=== Material provided ===
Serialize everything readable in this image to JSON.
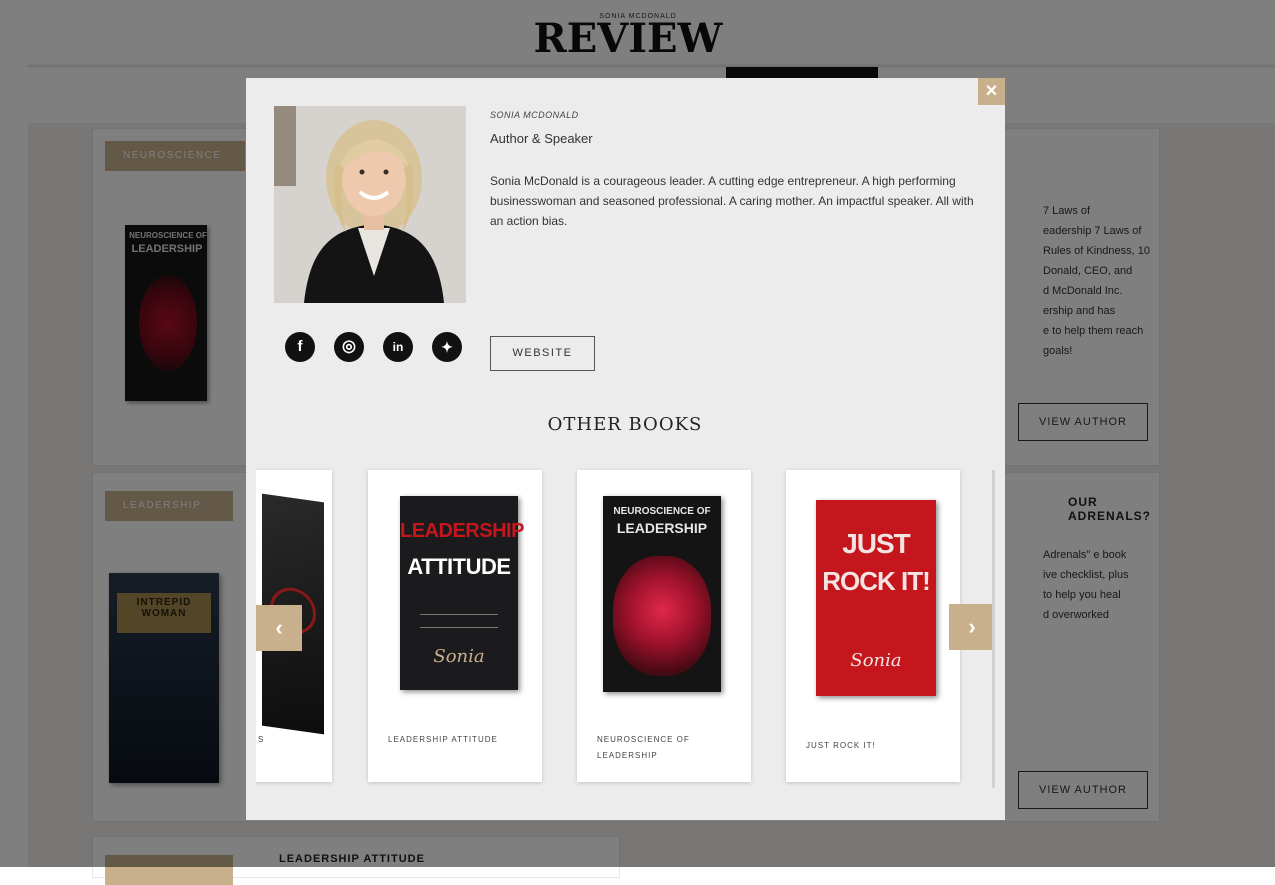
{
  "site": {
    "kicker": "SONIA MCDONALD",
    "title": "REVIEW"
  },
  "background": {
    "card1": {
      "tag": "NEUROSCIENCE",
      "book_title_line1": "NEUROSCIENCE OF",
      "book_title_line2": "LEADERSHIP",
      "side_text": [
        "7 Laws of",
        "eadership 7 Laws of",
        "Rules of Kindness, 10",
        "Donald, CEO, and",
        "d McDonald Inc.",
        "ership and has",
        "e to help them reach",
        "goals!"
      ],
      "button": "VIEW AUTHOR"
    },
    "card2": {
      "tag": "LEADERSHIP",
      "book_title_line1": "INTREPID",
      "book_title_line2": "WOMAN",
      "heading": "OUR ADRENALS?",
      "side_text": [
        "Adrenals\" e book",
        "ive checklist, plus",
        "to help you heal",
        "d overworked"
      ],
      "button": "VIEW AUTHOR"
    },
    "card3": {
      "heading": "LEADERSHIP ATTITUDE"
    }
  },
  "modal": {
    "close_label": "×",
    "author_name": "SONIA MCDONALD",
    "author_role": "Author & Speaker",
    "author_bio": "Sonia McDonald is a courageous leader. A cutting edge entrepreneur. A high performing businesswoman and seasoned professional. A caring mother. An impactful speaker. All with an action bias.",
    "social": [
      {
        "icon": "facebook-icon",
        "glyph": "f"
      },
      {
        "icon": "instagram-icon",
        "glyph": "◎"
      },
      {
        "icon": "linkedin-icon",
        "glyph": "in"
      },
      {
        "icon": "twitter-icon",
        "glyph": "✦"
      }
    ],
    "website_label": "WEBSITE",
    "other_books_title": "OTHER BOOKS",
    "prev_label": "‹",
    "next_label": "›",
    "books": [
      {
        "label": "S",
        "cover_color": "#1a1a1a"
      },
      {
        "label": "LEADERSHIP ATTITUDE",
        "cover_title_1": "LEADERSHIP",
        "cover_title_2": "ATTITUDE",
        "cover_sig": "Sonia",
        "cover_color": "#1b1b1e"
      },
      {
        "label": "NEUROSCIENCE OF LEADERSHIP",
        "cover_title_1": "NEUROSCIENCE OF",
        "cover_title_2": "LEADERSHIP",
        "cover_color": "#141414"
      },
      {
        "label": "JUST ROCK IT!",
        "cover_title_1": "JUST",
        "cover_title_2": "ROCK IT!",
        "cover_sig": "Sonia",
        "cover_color": "#c4161c"
      }
    ]
  },
  "colors": {
    "accent": "#c9b08d",
    "overlay": "rgba(0,0,0,0.5)",
    "modal_bg": "#ececec"
  }
}
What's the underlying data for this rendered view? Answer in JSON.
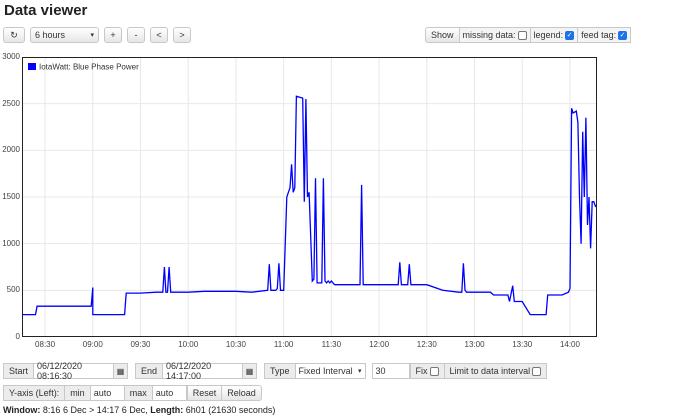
{
  "page": {
    "title": "Data viewer"
  },
  "toolbar": {
    "refresh_icon": "refresh-icon",
    "timespan": "6 hours",
    "zoom_in": "+",
    "zoom_out": "-",
    "pan_left": "<",
    "pan_right": ">"
  },
  "options": {
    "show_label": "Show",
    "missing_data": {
      "label": "missing data:",
      "checked": false
    },
    "legend": {
      "label": "legend:",
      "checked": true
    },
    "feed_tag": {
      "label": "feed tag:",
      "checked": true
    }
  },
  "chart_data": {
    "type": "line",
    "title": "",
    "series": [
      {
        "name": "IotaWatt: Blue Phase Power",
        "color": "#0000ff",
        "x": [
          "08:16",
          "08:24",
          "08:25",
          "08:50",
          "08:59",
          "09:00",
          "09:00",
          "09:01",
          "09:02",
          "09:15",
          "09:20",
          "09:21",
          "09:30",
          "09:40",
          "09:44",
          "09:45",
          "09:46",
          "09:47",
          "09:48",
          "09:49",
          "09:50",
          "10:00",
          "10:10",
          "10:20",
          "10:30",
          "10:40",
          "10:50",
          "10:51",
          "10:52",
          "10:53",
          "10:55",
          "10:56",
          "10:57",
          "10:58",
          "11:00",
          "11:02",
          "11:03",
          "11:04",
          "11:05",
          "11:06",
          "11:07",
          "11:08",
          "11:12",
          "11:13",
          "11:14",
          "11:15",
          "11:16",
          "11:18",
          "11:19",
          "11:20",
          "11:21",
          "11:24",
          "11:25",
          "11:26",
          "11:27",
          "11:28",
          "11:29",
          "11:30",
          "11:31",
          "11:32",
          "11:35",
          "11:45",
          "11:48",
          "11:49",
          "11:50",
          "11:52",
          "12:00",
          "12:12",
          "12:13",
          "12:14",
          "12:15",
          "12:18",
          "12:19",
          "12:20",
          "12:21",
          "12:30",
          "12:40",
          "12:50",
          "12:52",
          "12:53",
          "12:54",
          "12:55",
          "13:00",
          "13:10",
          "13:12",
          "13:20",
          "13:21",
          "13:22",
          "13:24",
          "13:25",
          "13:30",
          "13:35",
          "13:36",
          "13:45",
          "13:46",
          "13:55",
          "13:59",
          "14:00",
          "14:01",
          "14:02",
          "14:04",
          "14:05",
          "14:06",
          "14:07",
          "14:08",
          "14:09",
          "14:10",
          "14:11",
          "14:12",
          "14:13",
          "14:14",
          "14:15",
          "14:16",
          "14:17"
        ],
        "y": [
          240,
          240,
          330,
          330,
          330,
          530,
          240,
          240,
          240,
          240,
          240,
          470,
          470,
          480,
          480,
          750,
          480,
          480,
          750,
          480,
          480,
          480,
          490,
          490,
          490,
          480,
          500,
          780,
          500,
          500,
          500,
          520,
          790,
          500,
          500,
          1500,
          1550,
          1600,
          1850,
          1550,
          1600,
          2580,
          2560,
          1450,
          2550,
          1500,
          1550,
          600,
          620,
          1700,
          580,
          580,
          1700,
          600,
          580,
          600,
          580,
          600,
          580,
          560,
          560,
          560,
          560,
          1630,
          560,
          560,
          560,
          560,
          800,
          560,
          560,
          560,
          780,
          560,
          560,
          560,
          500,
          480,
          480,
          790,
          500,
          480,
          480,
          480,
          450,
          450,
          450,
          380,
          550,
          380,
          380,
          240,
          240,
          240,
          450,
          450,
          480,
          520,
          2450,
          2400,
          2420,
          2300,
          1500,
          1000,
          2200,
          1500,
          2350,
          1200,
          1500,
          950,
          1450,
          1450,
          1400,
          1420
        ],
        "show_in_legend": true
      }
    ],
    "xticks": [
      "08:30",
      "09:00",
      "09:30",
      "10:00",
      "10:30",
      "11:00",
      "11:30",
      "12:00",
      "12:30",
      "13:00",
      "13:30",
      "14:00"
    ],
    "ylim": [
      0,
      3000
    ],
    "yticks": [
      "0",
      "500",
      "1000",
      "1500",
      "2000",
      "2500",
      "3000"
    ],
    "grid": true,
    "legend_position": "top-left"
  },
  "controls": {
    "start_label": "Start",
    "start_value": "06/12/2020 08:16:30",
    "end_label": "End",
    "end_value": "06/12/2020 14:17:00",
    "calendar_icon": "calendar-icon",
    "type_label": "Type",
    "type_value": "Fixed Interval",
    "interval_value": "30",
    "fix_label": "Fix",
    "fix_checked": false,
    "limit_label": "Limit to data interval",
    "limit_checked": false,
    "yaxis_label": "Y-axis (Left):",
    "min_label": "min",
    "min_value": "auto",
    "max_label": "max",
    "max_value": "auto",
    "reset_label": "Reset",
    "reload_label": "Reload"
  },
  "window_info": {
    "window_label": "Window:",
    "window_value": "8:16 6 Dec > 14:17 6 Dec,",
    "length_label": "Length:",
    "length_value": "6h01 (21630 seconds)"
  }
}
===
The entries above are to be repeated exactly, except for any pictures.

Serialize everything readable in this image to JSON.
{
  "site": {
    "kicker": "SONIA MCDONALD",
    "title": "REVIEW"
  },
  "background": {
    "card1": {
      "tag": "NEUROSCIENCE",
      "book_title_line1": "NEUROSCIENCE OF",
      "book_title_line2": "LEADERSHIP",
      "side_text": [
        "7 Laws of",
        "eadership 7 Laws of",
        "Rules of Kindness, 10",
        "Donald, CEO, and",
        "d McDonald Inc.",
        "ership and has",
        "e to help them reach",
        "goals!"
      ],
      "button": "VIEW AUTHOR"
    },
    "card2": {
      "tag": "LEADERSHIP",
      "book_title_line1": "INTREPID",
      "book_title_line2": "WOMAN",
      "heading": "OUR ADRENALS?",
      "side_text": [
        "Adrenals\" e book",
        "ive checklist, plus",
        "to help you heal",
        "d overworked"
      ],
      "button": "VIEW AUTHOR"
    },
    "card3": {
      "heading": "LEADERSHIP ATTITUDE"
    }
  },
  "modal": {
    "close_label": "×",
    "author_name": "SONIA MCDONALD",
    "author_role": "Author & Speaker",
    "author_bio": "Sonia McDonald is a courageous leader. A cutting edge entrepreneur. A high performing businesswoman and seasoned professional. A caring mother. An impactful speaker. All with an action bias.",
    "social": [
      {
        "icon": "facebook-icon",
        "glyph": "f"
      },
      {
        "icon": "instagram-icon",
        "glyph": "◎"
      },
      {
        "icon": "linkedin-icon",
        "glyph": "in"
      },
      {
        "icon": "twitter-icon",
        "glyph": "✦"
      }
    ],
    "website_label": "WEBSITE",
    "other_books_title": "OTHER BOOKS",
    "prev_label": "‹",
    "next_label": "›",
    "books": [
      {
        "label": "S",
        "cover_color": "#1a1a1a"
      },
      {
        "label": "LEADERSHIP ATTITUDE",
        "cover_title_1": "LEADERSHIP",
        "cover_title_2": "ATTITUDE",
        "cover_sig": "Sonia",
        "cover_color": "#1b1b1e"
      },
      {
        "label": "NEUROSCIENCE OF LEADERSHIP",
        "cover_title_1": "NEUROSCIENCE OF",
        "cover_title_2": "LEADERSHIP",
        "cover_color": "#141414"
      },
      {
        "label": "JUST ROCK IT!",
        "cover_title_1": "JUST",
        "cover_title_2": "ROCK IT!",
        "cover_sig": "Sonia",
        "cover_color": "#c4161c"
      }
    ]
  },
  "colors": {
    "accent": "#c9b08d",
    "overlay": "rgba(0,0,0,0.5)",
    "modal_bg": "#ececec"
  }
}
What's the underlying data for this rendered view? Answer in JSON.
{
  "page": {
    "title": "Data viewer"
  },
  "toolbar": {
    "refresh_icon": "refresh-icon",
    "timespan": "6 hours",
    "zoom_in": "+",
    "zoom_out": "-",
    "pan_left": "<",
    "pan_right": ">"
  },
  "options": {
    "show_label": "Show",
    "missing_data": {
      "label": "missing data:",
      "checked": false
    },
    "legend": {
      "label": "legend:",
      "checked": true
    },
    "feed_tag": {
      "label": "feed tag:",
      "checked": true
    }
  },
  "chart_data": {
    "type": "line",
    "title": "",
    "series": [
      {
        "name": "IotaWatt: Blue Phase Power",
        "color": "#0000ff",
        "x": [
          "08:16",
          "08:24",
          "08:25",
          "08:50",
          "08:59",
          "09:00",
          "09:00",
          "09:01",
          "09:02",
          "09:15",
          "09:20",
          "09:21",
          "09:30",
          "09:40",
          "09:44",
          "09:45",
          "09:46",
          "09:47",
          "09:48",
          "09:49",
          "09:50",
          "10:00",
          "10:10",
          "10:20",
          "10:30",
          "10:40",
          "10:50",
          "10:51",
          "10:52",
          "10:53",
          "10:55",
          "10:56",
          "10:57",
          "10:58",
          "11:00",
          "11:02",
          "11:03",
          "11:04",
          "11:05",
          "11:06",
          "11:07",
          "11:08",
          "11:12",
          "11:13",
          "11:14",
          "11:15",
          "11:16",
          "11:18",
          "11:19",
          "11:20",
          "11:21",
          "11:24",
          "11:25",
          "11:26",
          "11:27",
          "11:28",
          "11:29",
          "11:30",
          "11:31",
          "11:32",
          "11:35",
          "11:45",
          "11:48",
          "11:49",
          "11:50",
          "11:52",
          "12:00",
          "12:12",
          "12:13",
          "12:14",
          "12:15",
          "12:18",
          "12:19",
          "12:20",
          "12:21",
          "12:30",
          "12:40",
          "12:50",
          "12:52",
          "12:53",
          "12:54",
          "12:55",
          "13:00",
          "13:10",
          "13:12",
          "13:20",
          "13:21",
          "13:22",
          "13:24",
          "13:25",
          "13:30",
          "13:35",
          "13:36",
          "13:45",
          "13:46",
          "13:55",
          "13:59",
          "14:00",
          "14:01",
          "14:02",
          "14:04",
          "14:05",
          "14:06",
          "14:07",
          "14:08",
          "14:09",
          "14:10",
          "14:11",
          "14:12",
          "14:13",
          "14:14",
          "14:15",
          "14:16",
          "14:17"
        ],
        "y": [
          240,
          240,
          330,
          330,
          330,
          530,
          240,
          240,
          240,
          240,
          240,
          470,
          470,
          480,
          480,
          750,
          480,
          480,
          750,
          480,
          480,
          480,
          490,
          490,
          490,
          480,
          500,
          780,
          500,
          500,
          500,
          520,
          790,
          500,
          500,
          1500,
          1550,
          1600,
          1850,
          1550,
          1600,
          2580,
          2560,
          1450,
          2550,
          1500,
          1550,
          600,
          620,
          1700,
          580,
          580,
          1700,
          600,
          580,
          600,
          580,
          600,
          580,
          560,
          560,
          560,
          560,
          1630,
          560,
          560,
          560,
          560,
          800,
          560,
          560,
          560,
          780,
          560,
          560,
          560,
          500,
          480,
          480,
          790,
          500,
          480,
          480,
          480,
          450,
          450,
          450,
          380,
          550,
          380,
          380,
          240,
          240,
          240,
          450,
          450,
          480,
          520,
          2450,
          2400,
          2420,
          2300,
          1500,
          1000,
          2200,
          1500,
          2350,
          1200,
          1500,
          950,
          1450,
          1450,
          1400,
          1420
        ],
        "show_in_legend": true
      }
    ],
    "xticks": [
      "08:30",
      "09:00",
      "09:30",
      "10:00",
      "10:30",
      "11:00",
      "11:30",
      "12:00",
      "12:30",
      "13:00",
      "13:30",
      "14:00"
    ],
    "ylim": [
      0,
      3000
    ],
    "yticks": [
      "0",
      "500",
      "1000",
      "1500",
      "2000",
      "2500",
      "3000"
    ],
    "grid": true,
    "legend_position": "top-left"
  },
  "controls": {
    "start_label": "Start",
    "start_value": "06/12/2020 08:16:30",
    "end_label": "End",
    "end_value": "06/12/2020 14:17:00",
    "calendar_icon": "calendar-icon",
    "type_label": "Type",
    "type_value": "Fixed Interval",
    "interval_value": "30",
    "fix_label": "Fix",
    "fix_checked": false,
    "limit_label": "Limit to data interval",
    "limit_checked": false,
    "yaxis_label": "Y-axis (Left):",
    "min_label": "min",
    "min_value": "auto",
    "max_label": "max",
    "max_value": "auto",
    "reset_label": "Reset",
    "reload_label": "Reload"
  },
  "window_info": {
    "window_label": "Window:",
    "window_value": "8:16 6 Dec > 14:17 6 Dec,",
    "length_label": "Length:",
    "length_value": "6h01 (21630 seconds)"
  }
}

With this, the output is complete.